- God’s favour will be on those who treat foreigners with kindness (Jer 7:5-7)
- Jesus Himself will pronounce judgment depending on our attitude towards foreigners (Matt 25:34-46)
The Salvation Army believes that the claims of asylum seekers should be processed expeditiously.
The Salvation Army believes that refugees should be offered assistance in order for them to become contributing members of society.
The Salvation Army believes that the family unit is the fundamental building block of society and that in the processing of asylum seekers, priority should be given to maintaining the integrity of the family unit. Special protection and assistance should be given to children. Where detained, families with children should be given priority and released in the shortest possible time.
The Salvation Army calls on all government departments and officials to provide good service and fair and decent treatment to all inhabitants of the country, whether they are citizens, visitors, workers or foreigners.
The Salvation Army condemns the actions of those who wish to gain from the plight of displaced persons.
The Salvation Army calls on all Salvationists to:
- Uphold the biblical values of hospitality towards strangers – welcoming all who live among us, whatever their background, nationality or creed,
- Examine our own attitudes towards foreigners and strangers,
- Use our influence in promoting the fair and just treatment of foreigners and strangers,
- Condemn the evil of xenophobia,
- Pray for a change in attitude in those who perpetrate violence,

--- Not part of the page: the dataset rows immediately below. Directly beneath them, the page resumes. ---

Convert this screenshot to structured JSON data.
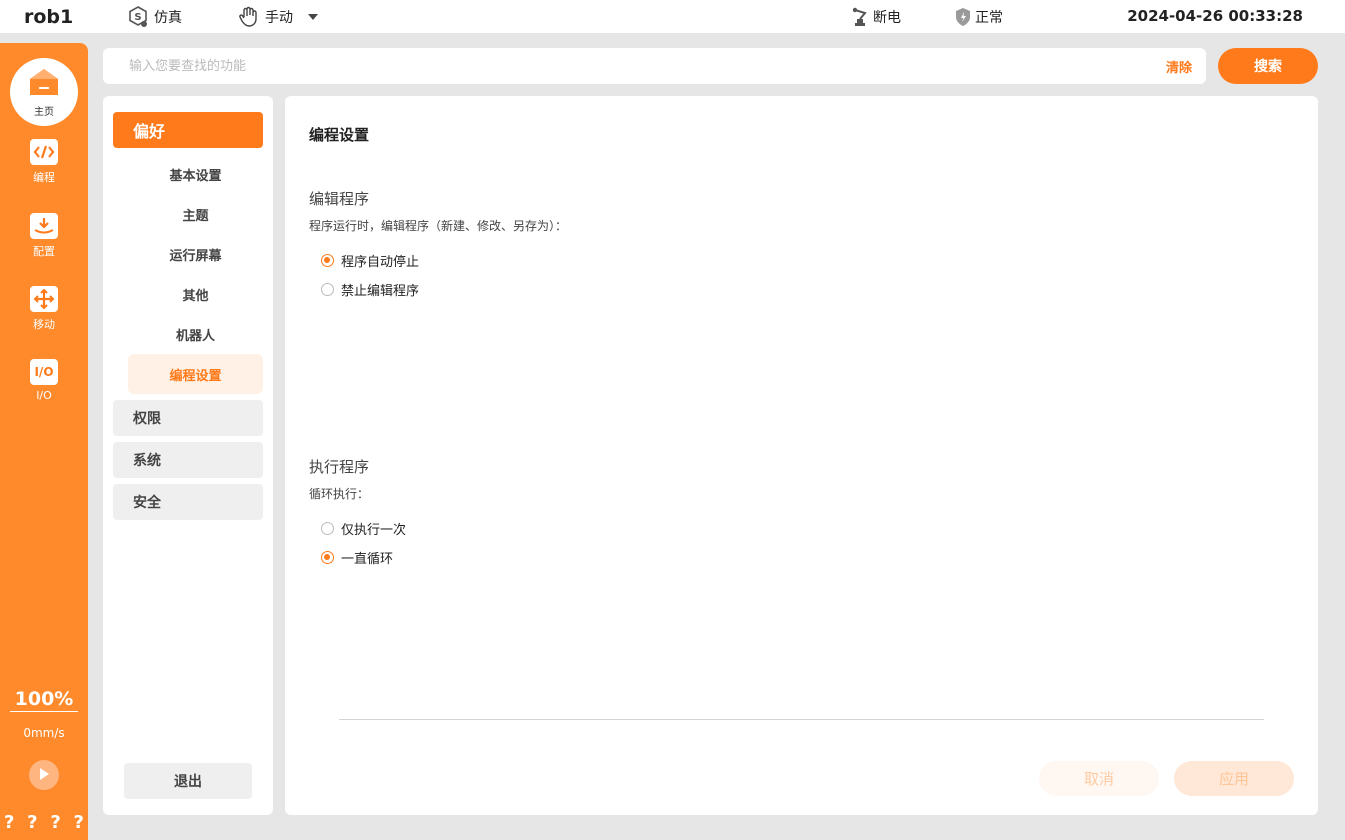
{
  "topbar": {
    "robot_name": "rob1",
    "mode_sim": "仿真",
    "mode_manual": "手动",
    "power": "断电",
    "state": "正常",
    "datetime": "2024-04-26 00:33:28"
  },
  "sidebar": {
    "home": "主页",
    "items": [
      {
        "label": "编程",
        "icon": "code-icon"
      },
      {
        "label": "配置",
        "icon": "download-icon"
      },
      {
        "label": "移动",
        "icon": "move-icon"
      },
      {
        "label": "I/O",
        "icon": "io-icon",
        "glyph": "I/O"
      }
    ],
    "speed_percent": "100%",
    "speed_value": "0mm/s",
    "qmarks": [
      "?",
      "?",
      "?",
      "?"
    ]
  },
  "search": {
    "placeholder": "输入您要查找的功能",
    "clear": "清除",
    "button": "搜索"
  },
  "categories": {
    "preference": "偏好",
    "sub_items": [
      "基本设置",
      "主题",
      "运行屏幕",
      "其他",
      "机器人",
      "编程设置"
    ],
    "selected_sub": "编程设置",
    "permissions": "权限",
    "system": "系统",
    "safety": "安全",
    "logout": "退出"
  },
  "main": {
    "title": "编程设置",
    "edit_section": {
      "title": "编辑程序",
      "desc": "程序运行时，编辑程序（新建、修改、另存为）：",
      "options": [
        "程序自动停止",
        "禁止编辑程序"
      ],
      "selected": 0
    },
    "exec_section": {
      "title": "执行程序",
      "desc": "循环执行：",
      "options": [
        "仅执行一次",
        "一直循环"
      ],
      "selected": 1
    },
    "cancel": "取消",
    "apply": "应用"
  },
  "colors": {
    "accent": "#ff7a1a",
    "sidebar": "#ff8a2b"
  }
}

- Promote and display in our lives the Christian values of love, justice and peace.
(1) Deuteronomy 1:16.
(2) Exodus 23:9, Leviticus 19:9-10, Numbers 35:15, Psalm 146, Matthew 22:34-40, Matthew 25:31-46, Luke 10:30-37, Hebrews 13:1-3.
The Bible often describes God himself as a “Refuge”, (Deuteronomy 33:27, Ruth 2:12, 2 Samuel 22:3,31, Psalm 5:11, Psalm 16:1, Psalm 17:7, Psalm 31:2,4, Psalm 34:8, Psalm 36:7, Psalm 46:1, Psalm 62:8, Psalm 91:2, Psalm 144:2, Nahum 1:7).
Approved by the General for use in the Southern Africa Territory, September 2015